+++ Exercise inputs +++

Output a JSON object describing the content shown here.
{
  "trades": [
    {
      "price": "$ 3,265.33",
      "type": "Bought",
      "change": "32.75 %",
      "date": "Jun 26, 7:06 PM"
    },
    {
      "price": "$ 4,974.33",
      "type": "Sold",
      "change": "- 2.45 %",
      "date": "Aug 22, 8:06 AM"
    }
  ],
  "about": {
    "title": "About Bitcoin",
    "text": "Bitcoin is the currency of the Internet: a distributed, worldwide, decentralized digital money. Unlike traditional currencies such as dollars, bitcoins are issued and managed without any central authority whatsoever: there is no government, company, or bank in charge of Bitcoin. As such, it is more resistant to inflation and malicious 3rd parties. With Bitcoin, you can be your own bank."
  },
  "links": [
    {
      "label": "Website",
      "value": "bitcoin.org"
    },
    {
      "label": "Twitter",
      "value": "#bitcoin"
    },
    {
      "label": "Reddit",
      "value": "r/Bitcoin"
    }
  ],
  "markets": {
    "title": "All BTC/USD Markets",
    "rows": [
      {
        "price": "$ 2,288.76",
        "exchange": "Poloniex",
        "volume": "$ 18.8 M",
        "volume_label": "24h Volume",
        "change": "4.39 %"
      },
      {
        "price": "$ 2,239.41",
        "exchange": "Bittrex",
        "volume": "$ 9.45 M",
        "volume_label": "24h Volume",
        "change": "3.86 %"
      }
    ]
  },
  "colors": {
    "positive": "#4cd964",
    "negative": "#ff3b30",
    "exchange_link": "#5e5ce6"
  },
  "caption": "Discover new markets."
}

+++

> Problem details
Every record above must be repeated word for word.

> Output for this exercise
Output a JSON object describing the content shown here.
{
  "trades": [
    {
      "price": "$ 3,265.33",
      "type": "Bought",
      "change": "32.75 %",
      "date": "Jun 26, 7:06 PM"
    },
    {
      "price": "$ 4,974.33",
      "type": "Sold",
      "change": "- 2.45 %",
      "date": "Aug 22, 8:06 AM"
    }
  ],
  "about": {
    "title": "About Bitcoin",
    "text": "Bitcoin is the currency of the Internet: a distributed, worldwide, decentralized digital money. Unlike traditional currencies such as dollars, bitcoins are issued and managed without any central authority whatsoever: there is no government, company, or bank in charge of Bitcoin. As such, it is more resistant to inflation and malicious 3rd parties. With Bitcoin, you can be your own bank."
  },
  "links": [
    {
      "label": "Website",
      "value": "bitcoin.org"
    },
    {
      "label": "Twitter",
      "value": "#bitcoin"
    },
    {
      "label": "Reddit",
      "value": "r/Bitcoin"
    }
  ],
  "markets": {
    "title": "All BTC/USD Markets",
    "rows": [
      {
        "price": "$ 2,288.76",
        "exchange": "Poloniex",
        "volume": "$ 18.8 M",
        "volume_label": "24h Volume",
        "change": "4.39 %"
      },
      {
        "price": "$ 2,239.41",
        "exchange": "Bittrex",
        "volume": "$ 9.45 M",
        "volume_label": "24h Volume",
        "change": "3.86 %"
      }
    ]
  },
  "colors": {
    "positive": "#4cd964",
    "negative": "#ff3b30",
    "exchange_link": "#5e5ce6"
  },
  "caption": "Discover new markets."
}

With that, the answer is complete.